What you have to do: Of the entries that follow, how many lines hold the string "CardManagementApplication"? Write the number and nothing more.

____

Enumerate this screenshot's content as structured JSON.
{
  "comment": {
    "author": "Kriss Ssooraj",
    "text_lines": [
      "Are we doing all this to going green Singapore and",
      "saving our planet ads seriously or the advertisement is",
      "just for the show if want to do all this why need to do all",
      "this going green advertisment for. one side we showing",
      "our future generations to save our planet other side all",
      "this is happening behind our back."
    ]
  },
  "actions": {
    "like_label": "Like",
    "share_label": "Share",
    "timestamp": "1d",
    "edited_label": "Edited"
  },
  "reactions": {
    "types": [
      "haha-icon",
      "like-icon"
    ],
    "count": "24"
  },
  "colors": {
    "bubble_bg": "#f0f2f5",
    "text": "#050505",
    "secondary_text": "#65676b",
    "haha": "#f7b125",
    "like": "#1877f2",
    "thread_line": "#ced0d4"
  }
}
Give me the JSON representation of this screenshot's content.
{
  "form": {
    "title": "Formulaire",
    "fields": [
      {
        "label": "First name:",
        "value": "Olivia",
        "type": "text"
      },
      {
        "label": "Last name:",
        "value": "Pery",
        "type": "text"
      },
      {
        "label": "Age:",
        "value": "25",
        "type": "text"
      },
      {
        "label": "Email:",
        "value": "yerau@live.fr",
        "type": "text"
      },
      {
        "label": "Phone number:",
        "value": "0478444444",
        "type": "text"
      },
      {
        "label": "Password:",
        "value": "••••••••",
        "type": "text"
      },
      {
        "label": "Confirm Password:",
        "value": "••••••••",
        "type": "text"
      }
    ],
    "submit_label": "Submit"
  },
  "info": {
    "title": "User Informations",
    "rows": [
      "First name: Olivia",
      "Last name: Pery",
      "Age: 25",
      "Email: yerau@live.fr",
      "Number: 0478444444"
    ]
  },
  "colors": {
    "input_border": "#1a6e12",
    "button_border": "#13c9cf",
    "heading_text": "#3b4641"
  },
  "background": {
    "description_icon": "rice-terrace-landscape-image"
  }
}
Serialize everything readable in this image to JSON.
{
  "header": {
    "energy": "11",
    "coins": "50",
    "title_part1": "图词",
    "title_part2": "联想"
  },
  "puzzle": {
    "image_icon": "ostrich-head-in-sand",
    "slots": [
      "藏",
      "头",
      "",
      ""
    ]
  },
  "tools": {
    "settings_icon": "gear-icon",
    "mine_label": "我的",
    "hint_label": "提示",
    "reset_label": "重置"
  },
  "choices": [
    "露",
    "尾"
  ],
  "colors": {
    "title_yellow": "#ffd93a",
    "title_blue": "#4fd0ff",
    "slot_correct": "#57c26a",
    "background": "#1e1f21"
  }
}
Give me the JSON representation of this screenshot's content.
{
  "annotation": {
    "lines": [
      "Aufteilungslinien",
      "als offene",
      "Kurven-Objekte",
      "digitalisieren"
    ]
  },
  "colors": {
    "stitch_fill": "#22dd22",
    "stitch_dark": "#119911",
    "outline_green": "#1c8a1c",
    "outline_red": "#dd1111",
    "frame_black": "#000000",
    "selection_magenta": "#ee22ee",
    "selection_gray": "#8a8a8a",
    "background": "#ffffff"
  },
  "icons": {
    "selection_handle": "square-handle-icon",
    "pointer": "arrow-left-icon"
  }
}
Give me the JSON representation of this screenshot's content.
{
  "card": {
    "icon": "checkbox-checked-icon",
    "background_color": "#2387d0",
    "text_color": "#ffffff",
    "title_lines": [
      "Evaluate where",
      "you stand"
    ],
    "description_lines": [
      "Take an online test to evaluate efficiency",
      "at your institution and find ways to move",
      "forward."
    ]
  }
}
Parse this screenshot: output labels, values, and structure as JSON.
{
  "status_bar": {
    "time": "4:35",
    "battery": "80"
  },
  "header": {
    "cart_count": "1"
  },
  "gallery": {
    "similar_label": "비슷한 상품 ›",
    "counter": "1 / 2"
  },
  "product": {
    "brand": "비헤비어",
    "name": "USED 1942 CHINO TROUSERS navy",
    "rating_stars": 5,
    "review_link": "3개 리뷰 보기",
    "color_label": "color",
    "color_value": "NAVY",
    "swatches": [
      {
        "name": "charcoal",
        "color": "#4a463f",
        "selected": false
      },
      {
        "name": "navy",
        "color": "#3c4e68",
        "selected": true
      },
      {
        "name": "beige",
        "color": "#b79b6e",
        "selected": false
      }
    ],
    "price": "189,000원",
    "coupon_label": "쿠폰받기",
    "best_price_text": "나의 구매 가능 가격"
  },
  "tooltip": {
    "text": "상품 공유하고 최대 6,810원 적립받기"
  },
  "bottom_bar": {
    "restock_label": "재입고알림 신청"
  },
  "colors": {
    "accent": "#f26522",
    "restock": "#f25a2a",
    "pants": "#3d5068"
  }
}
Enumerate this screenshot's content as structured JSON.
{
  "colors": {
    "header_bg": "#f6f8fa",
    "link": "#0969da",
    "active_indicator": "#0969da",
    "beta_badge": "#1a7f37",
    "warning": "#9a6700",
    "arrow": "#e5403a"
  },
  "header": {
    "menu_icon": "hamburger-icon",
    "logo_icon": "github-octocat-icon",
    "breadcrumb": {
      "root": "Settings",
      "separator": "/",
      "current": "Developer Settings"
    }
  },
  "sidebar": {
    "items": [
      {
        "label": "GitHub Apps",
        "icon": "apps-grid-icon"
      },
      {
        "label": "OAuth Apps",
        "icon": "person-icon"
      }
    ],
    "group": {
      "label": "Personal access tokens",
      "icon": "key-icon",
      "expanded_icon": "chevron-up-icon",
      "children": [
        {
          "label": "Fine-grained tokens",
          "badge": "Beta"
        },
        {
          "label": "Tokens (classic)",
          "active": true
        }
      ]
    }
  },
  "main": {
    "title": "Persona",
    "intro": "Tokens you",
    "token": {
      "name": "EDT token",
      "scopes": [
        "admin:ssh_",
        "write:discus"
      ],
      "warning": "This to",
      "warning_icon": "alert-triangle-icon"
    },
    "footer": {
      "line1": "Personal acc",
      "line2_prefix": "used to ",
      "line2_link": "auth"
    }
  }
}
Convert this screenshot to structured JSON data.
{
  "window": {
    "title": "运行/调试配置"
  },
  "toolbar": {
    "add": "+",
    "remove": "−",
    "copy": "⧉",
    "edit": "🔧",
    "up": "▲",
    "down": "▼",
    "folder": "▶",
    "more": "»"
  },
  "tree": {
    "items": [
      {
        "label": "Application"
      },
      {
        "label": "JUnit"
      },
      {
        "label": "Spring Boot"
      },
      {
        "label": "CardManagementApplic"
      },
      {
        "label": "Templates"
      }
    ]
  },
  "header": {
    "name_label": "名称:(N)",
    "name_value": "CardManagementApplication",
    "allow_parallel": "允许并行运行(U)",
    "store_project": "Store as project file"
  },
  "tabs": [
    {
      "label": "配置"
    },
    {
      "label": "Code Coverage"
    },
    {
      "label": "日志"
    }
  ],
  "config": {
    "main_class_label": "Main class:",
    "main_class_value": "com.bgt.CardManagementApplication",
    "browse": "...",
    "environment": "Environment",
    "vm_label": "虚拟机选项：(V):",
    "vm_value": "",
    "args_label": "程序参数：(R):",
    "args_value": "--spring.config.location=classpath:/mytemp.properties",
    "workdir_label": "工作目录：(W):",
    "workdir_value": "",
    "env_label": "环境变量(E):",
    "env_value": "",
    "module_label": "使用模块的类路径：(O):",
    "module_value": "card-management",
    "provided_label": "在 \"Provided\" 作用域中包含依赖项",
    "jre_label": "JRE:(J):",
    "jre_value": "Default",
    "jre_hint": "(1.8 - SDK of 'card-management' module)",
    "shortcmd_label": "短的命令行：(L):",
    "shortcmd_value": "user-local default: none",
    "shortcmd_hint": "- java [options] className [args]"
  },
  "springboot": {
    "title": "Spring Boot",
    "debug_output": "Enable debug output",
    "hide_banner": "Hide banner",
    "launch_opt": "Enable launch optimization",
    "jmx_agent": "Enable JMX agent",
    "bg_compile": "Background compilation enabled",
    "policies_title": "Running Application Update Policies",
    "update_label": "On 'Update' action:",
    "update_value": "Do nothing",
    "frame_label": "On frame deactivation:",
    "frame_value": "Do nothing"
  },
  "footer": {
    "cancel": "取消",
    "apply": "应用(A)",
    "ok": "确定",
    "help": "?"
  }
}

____

Solved problem: 2